Work task: Only a number is wanted: how many lines in the records below contain "icon"?

(Supplied information begins)

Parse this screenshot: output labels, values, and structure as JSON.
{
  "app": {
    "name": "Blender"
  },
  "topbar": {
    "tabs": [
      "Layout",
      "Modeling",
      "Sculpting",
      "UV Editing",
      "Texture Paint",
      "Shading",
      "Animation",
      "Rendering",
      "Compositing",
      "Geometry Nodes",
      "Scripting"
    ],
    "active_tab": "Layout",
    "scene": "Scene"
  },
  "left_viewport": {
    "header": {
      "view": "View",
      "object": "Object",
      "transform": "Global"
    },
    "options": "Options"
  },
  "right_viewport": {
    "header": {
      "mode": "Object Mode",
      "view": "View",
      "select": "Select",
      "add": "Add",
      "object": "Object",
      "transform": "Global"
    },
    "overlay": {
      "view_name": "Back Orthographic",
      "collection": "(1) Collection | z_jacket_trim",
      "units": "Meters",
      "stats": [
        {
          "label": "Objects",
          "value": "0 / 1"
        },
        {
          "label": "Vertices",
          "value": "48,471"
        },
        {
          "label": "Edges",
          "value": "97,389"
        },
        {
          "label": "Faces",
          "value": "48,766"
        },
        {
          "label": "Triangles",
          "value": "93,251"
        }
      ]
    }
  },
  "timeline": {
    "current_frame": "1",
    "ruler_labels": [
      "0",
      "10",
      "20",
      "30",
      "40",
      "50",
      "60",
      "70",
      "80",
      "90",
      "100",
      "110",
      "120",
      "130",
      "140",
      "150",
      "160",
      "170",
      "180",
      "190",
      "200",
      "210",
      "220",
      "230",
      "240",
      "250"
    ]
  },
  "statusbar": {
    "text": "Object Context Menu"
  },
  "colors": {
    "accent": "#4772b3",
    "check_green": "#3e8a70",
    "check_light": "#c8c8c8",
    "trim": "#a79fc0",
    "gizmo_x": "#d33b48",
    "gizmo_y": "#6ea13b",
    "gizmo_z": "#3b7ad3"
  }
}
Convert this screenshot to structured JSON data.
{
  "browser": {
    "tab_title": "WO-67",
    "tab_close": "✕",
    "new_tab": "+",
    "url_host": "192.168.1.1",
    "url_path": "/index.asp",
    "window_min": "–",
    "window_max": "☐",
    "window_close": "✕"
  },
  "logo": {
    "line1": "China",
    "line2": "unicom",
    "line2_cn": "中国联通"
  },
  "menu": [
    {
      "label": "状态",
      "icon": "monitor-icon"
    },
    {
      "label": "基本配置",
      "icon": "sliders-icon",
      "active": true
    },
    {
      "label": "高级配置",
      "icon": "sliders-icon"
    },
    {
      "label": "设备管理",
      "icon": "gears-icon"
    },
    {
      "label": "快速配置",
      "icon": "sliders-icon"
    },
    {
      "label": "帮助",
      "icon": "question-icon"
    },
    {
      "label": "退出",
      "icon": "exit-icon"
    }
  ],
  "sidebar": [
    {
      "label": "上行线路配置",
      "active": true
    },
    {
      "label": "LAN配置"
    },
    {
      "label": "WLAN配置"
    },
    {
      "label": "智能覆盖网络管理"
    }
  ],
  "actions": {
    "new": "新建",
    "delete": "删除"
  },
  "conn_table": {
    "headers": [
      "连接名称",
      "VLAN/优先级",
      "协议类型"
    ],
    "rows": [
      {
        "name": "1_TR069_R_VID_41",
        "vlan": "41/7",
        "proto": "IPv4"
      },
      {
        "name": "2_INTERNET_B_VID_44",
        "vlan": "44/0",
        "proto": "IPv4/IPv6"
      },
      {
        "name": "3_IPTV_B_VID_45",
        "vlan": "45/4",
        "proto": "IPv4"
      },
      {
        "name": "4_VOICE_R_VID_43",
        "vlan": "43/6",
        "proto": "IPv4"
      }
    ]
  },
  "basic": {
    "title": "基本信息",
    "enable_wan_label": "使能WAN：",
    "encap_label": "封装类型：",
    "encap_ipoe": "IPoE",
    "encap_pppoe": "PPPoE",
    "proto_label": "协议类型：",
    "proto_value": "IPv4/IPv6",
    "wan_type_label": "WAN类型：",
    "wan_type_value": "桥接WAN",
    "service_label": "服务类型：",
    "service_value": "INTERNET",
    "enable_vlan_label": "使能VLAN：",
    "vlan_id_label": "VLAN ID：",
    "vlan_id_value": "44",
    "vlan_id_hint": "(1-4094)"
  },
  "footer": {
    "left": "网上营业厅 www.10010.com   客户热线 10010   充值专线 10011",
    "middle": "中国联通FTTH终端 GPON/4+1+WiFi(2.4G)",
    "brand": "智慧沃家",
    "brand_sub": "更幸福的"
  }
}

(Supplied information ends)

Output below: 7